“These efforts have yielded not a shred of evidence that any stakeholder has acted in any untoward way to execute the project. There is, however, the obvious fact of my credibility that the buildings (and the tens of millions of dollars in investment they represent) are there on the ground for anyone to inspect. In short, I delivered on my obligations for the project,” her post reads on.
Andrea Pizziconi stated further that the VC was thinking that she had some desire to influence him in any other way than with merits of the facts of the project’s benefits, that is why she made her earlier statement.
“The issue of sex for grades and the dismissal of a significant development partner because the company happens to be led by a ‘far too pretty…’ CEO is related. It is long overdue that women are treated as serious business people (or serious students in the case of sex for grade) and not bodies of sex to be exploited or dismissed. Surely, you have met many businessmen one-on-one over the years. There is nothing inappropriate by such a request,” she noted.
The Africa Integras CEO earlier accused the Vice-Chancellor of University of Ghana of sexually harassing her.

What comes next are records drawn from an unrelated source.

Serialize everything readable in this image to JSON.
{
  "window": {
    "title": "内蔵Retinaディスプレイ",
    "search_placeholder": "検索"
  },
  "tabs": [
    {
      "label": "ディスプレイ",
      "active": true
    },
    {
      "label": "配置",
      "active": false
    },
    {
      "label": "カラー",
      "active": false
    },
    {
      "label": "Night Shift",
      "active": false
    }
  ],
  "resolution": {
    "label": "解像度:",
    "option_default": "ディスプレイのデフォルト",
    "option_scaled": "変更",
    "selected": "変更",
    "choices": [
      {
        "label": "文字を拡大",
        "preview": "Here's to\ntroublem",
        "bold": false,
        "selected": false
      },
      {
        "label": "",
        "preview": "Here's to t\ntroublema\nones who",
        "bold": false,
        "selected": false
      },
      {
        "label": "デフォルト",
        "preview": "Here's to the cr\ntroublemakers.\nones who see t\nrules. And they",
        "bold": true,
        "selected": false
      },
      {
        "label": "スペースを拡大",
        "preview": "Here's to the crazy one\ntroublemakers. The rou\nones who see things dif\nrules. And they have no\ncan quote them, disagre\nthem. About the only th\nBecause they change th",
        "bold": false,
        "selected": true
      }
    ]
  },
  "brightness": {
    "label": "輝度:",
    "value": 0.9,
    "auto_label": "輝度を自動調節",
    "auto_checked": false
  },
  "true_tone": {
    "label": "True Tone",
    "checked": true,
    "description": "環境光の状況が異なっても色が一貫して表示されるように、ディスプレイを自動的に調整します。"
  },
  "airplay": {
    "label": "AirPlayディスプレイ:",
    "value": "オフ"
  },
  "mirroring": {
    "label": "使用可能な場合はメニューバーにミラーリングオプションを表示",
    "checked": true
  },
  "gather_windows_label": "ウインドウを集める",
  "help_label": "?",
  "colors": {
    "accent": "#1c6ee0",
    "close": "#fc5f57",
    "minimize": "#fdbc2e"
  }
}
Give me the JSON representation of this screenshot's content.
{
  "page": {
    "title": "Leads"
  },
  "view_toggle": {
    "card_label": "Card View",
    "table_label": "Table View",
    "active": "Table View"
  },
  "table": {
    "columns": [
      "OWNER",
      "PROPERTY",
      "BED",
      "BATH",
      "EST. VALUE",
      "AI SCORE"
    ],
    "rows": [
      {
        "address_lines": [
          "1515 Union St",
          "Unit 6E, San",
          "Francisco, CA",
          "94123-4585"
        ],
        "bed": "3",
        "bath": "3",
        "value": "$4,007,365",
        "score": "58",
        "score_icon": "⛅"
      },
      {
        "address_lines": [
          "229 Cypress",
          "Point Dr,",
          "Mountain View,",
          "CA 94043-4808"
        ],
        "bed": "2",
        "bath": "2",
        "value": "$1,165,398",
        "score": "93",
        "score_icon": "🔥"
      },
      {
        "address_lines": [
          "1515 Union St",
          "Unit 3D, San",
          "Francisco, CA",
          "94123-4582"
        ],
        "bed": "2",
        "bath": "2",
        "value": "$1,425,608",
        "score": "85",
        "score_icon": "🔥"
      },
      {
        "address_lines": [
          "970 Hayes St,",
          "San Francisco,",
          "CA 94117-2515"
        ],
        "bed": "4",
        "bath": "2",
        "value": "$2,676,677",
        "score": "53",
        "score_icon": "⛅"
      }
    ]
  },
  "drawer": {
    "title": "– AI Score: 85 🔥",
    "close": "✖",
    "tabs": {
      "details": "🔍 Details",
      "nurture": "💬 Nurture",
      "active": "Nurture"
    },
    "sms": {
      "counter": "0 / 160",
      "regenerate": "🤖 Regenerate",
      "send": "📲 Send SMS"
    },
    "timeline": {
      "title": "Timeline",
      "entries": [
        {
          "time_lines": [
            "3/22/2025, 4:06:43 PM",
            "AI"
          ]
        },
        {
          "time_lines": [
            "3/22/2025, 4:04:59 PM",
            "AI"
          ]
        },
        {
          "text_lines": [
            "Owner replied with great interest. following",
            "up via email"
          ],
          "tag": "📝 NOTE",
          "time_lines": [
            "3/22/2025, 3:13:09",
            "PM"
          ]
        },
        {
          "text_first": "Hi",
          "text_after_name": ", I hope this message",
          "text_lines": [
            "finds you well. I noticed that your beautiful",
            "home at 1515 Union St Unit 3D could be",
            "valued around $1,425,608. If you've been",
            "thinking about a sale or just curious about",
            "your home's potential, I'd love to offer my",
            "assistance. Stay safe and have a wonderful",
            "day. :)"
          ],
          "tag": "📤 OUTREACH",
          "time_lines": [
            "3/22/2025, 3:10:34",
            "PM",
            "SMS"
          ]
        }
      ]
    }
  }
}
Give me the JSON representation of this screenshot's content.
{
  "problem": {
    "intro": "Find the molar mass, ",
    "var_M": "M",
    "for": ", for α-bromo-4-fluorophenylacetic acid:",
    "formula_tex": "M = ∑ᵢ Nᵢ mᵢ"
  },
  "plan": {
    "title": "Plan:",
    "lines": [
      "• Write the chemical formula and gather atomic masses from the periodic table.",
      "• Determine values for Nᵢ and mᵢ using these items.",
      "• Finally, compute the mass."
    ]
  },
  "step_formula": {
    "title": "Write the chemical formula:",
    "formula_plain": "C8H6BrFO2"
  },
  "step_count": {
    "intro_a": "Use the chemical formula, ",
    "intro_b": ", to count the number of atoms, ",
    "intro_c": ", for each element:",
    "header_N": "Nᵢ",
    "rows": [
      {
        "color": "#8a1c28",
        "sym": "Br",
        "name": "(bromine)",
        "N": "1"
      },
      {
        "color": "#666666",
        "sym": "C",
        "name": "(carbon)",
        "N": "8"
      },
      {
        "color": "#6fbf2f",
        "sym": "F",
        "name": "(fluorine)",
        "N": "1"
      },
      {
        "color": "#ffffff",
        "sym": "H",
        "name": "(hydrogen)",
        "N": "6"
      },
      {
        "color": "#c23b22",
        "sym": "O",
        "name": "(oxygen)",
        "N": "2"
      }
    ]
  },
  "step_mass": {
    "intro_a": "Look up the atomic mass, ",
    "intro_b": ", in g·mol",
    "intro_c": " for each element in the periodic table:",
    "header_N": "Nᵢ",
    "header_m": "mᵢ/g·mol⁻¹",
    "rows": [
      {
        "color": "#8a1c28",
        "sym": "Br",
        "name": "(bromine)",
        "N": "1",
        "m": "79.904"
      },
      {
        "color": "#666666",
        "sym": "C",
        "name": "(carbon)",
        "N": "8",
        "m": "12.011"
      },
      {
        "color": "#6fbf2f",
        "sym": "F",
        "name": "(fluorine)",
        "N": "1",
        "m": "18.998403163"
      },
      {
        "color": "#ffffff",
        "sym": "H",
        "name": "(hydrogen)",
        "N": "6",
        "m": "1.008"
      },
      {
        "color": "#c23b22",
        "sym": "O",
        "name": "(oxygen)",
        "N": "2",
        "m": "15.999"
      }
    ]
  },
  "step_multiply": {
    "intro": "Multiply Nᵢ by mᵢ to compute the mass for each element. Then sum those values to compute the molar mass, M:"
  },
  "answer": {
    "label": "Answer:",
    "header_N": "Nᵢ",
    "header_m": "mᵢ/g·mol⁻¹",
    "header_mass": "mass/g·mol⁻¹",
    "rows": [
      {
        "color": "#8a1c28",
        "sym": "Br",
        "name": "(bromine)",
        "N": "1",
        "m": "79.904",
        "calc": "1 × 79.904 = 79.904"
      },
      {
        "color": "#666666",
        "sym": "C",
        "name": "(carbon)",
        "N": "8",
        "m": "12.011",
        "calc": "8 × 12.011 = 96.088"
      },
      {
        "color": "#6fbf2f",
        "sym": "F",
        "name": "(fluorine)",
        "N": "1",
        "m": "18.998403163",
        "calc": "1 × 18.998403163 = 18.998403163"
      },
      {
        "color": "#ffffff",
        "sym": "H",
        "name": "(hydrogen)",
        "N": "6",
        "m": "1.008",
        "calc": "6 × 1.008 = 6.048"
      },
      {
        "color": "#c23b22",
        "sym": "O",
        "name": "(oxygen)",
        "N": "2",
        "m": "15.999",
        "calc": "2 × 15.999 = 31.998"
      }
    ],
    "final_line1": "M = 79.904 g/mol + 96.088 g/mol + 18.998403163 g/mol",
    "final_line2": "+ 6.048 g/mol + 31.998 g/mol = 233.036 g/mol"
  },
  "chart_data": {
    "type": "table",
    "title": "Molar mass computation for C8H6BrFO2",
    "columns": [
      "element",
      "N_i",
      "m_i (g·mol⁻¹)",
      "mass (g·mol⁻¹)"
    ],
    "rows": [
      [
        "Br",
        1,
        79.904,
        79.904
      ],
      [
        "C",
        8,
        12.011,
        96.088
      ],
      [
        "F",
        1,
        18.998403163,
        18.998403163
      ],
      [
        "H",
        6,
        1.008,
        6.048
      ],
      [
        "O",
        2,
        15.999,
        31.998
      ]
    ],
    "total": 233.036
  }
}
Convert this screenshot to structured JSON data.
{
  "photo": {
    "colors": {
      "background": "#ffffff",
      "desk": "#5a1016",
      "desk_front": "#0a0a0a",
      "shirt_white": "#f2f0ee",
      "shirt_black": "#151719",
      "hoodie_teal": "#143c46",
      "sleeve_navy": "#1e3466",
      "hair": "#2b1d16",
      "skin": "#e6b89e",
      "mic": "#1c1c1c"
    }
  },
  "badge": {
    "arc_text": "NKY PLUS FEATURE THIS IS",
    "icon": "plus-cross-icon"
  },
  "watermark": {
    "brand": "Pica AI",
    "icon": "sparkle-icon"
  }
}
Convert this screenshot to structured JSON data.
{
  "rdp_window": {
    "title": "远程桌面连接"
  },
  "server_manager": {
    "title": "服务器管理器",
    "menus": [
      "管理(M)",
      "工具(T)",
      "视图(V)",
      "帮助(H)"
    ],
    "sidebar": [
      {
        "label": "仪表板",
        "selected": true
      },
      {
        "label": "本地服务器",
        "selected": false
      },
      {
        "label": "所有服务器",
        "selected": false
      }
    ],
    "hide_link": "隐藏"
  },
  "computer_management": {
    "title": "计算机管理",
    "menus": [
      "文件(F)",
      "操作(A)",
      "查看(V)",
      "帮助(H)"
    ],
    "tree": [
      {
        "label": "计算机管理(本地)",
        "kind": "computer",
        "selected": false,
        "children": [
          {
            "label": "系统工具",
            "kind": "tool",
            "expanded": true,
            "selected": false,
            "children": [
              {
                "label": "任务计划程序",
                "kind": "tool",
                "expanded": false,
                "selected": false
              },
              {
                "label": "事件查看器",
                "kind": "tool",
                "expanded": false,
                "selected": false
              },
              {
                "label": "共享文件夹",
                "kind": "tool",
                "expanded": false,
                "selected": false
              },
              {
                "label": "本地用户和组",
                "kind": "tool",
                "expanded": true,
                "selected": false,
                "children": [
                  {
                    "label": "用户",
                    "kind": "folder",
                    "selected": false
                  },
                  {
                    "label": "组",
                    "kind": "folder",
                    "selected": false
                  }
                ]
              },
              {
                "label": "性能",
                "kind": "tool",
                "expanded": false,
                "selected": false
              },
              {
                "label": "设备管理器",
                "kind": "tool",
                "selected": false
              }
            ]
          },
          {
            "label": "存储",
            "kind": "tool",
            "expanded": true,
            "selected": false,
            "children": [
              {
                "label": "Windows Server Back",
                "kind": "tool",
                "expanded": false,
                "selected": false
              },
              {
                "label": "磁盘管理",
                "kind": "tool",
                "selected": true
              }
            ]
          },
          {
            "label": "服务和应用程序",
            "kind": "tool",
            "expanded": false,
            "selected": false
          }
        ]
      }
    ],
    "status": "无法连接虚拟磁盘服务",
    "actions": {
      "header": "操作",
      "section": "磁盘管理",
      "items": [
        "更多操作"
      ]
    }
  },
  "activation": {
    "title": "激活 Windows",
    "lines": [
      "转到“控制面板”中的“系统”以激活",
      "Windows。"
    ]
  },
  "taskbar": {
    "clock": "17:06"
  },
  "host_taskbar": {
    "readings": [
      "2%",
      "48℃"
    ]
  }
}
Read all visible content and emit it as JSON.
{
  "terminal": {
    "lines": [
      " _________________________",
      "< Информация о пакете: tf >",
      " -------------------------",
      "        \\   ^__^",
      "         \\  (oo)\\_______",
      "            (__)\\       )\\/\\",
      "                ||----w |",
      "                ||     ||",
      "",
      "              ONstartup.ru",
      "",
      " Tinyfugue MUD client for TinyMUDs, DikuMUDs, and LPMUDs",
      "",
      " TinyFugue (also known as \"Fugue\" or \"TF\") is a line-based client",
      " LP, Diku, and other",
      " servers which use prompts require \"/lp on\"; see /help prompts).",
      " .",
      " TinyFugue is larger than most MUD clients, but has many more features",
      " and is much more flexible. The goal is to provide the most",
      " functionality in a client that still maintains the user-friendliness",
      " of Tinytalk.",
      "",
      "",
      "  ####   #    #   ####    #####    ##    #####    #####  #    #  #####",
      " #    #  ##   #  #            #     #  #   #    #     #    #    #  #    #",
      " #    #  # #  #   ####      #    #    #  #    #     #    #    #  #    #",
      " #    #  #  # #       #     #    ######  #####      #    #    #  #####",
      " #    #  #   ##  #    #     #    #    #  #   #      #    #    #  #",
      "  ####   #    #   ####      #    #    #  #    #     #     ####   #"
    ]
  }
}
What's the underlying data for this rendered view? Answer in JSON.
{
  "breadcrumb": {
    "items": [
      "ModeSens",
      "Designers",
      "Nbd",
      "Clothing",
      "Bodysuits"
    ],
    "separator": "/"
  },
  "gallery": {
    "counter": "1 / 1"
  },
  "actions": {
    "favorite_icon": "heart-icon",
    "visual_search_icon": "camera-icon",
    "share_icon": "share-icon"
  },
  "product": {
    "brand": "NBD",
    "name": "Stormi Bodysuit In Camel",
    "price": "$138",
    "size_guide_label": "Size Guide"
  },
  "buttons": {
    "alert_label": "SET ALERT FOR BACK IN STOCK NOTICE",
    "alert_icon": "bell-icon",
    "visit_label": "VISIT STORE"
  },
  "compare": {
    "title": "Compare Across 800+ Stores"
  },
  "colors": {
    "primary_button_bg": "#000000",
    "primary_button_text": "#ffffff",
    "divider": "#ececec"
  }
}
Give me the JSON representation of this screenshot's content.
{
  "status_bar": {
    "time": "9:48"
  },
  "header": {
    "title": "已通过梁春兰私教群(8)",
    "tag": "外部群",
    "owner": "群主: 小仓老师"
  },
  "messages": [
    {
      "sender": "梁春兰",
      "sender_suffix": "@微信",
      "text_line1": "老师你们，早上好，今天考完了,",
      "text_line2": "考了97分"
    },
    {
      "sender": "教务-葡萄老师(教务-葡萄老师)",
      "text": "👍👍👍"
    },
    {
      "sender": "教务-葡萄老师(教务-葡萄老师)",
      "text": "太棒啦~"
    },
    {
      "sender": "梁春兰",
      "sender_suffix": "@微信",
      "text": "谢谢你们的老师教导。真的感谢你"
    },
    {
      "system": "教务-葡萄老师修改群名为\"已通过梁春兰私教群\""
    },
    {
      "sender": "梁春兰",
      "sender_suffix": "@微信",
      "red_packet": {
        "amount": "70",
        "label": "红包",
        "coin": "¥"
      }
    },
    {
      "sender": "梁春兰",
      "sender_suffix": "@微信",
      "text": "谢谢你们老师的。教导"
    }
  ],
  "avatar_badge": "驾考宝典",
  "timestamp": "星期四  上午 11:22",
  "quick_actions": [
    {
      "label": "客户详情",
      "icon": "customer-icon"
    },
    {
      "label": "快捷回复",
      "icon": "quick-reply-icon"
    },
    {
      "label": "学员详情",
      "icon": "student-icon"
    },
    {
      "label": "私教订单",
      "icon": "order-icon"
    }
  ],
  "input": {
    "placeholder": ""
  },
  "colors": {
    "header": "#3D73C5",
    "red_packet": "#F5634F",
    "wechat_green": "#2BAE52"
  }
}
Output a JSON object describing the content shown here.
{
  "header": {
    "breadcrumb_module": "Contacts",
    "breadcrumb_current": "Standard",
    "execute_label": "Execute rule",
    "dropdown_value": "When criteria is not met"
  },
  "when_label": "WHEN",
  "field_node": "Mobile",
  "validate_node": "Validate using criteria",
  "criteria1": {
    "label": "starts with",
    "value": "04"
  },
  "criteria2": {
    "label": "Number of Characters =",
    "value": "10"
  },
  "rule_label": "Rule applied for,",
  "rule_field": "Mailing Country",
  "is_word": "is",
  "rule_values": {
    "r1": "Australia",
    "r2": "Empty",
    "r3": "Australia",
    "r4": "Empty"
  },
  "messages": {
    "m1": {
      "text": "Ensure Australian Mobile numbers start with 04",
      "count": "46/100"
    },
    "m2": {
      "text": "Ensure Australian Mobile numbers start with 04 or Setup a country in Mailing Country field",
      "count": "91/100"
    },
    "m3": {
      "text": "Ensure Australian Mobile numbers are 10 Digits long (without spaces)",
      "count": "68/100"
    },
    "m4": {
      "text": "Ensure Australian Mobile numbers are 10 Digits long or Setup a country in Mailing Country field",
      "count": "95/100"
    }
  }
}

She alleged in her tweet that the ‘sex for grade’ investigative piece that incorporated some lecturers at the University of Ghana resonates deeply with her.
She claimed that at a UG Council meeting in August 2017, the VC suggested that the contract which was signed between herself and the past VC was invalid “as it was signed under duress in a hotel room.”
“Nothing could have been further from the truth and in fact of all my dealings at UG and in Ghana it was this current VC who made me most uncomfortable,” she noted.
Andrea Pizziconi said Prof Oduro-Owusu declined to work with her to save the Africa Integras project on the basis that she was “far too pretty to worry my little head about the project, while declaring ‘turn around, everyone, I want to give her a proper hug’.”
In a response, Prof Ebenezer Oduro-Owusu said Andrea Pizziconi, is “desperate” and “bitter” because he renegotiated her company’s contract with the University of Ghana.
“We have never sat anywhere one-on-one because my policy is that we work as a team and, so, I don’t sit one-on-one with people and that is what she didn’t like.
“The last time she said she wanted to meet me one-on-one, I called the Registrar to join the meeting but when she realised that I was coming with others, she didn’t like that idea. I have never been in a secluded area with her – either in my house, office or hotel, never!”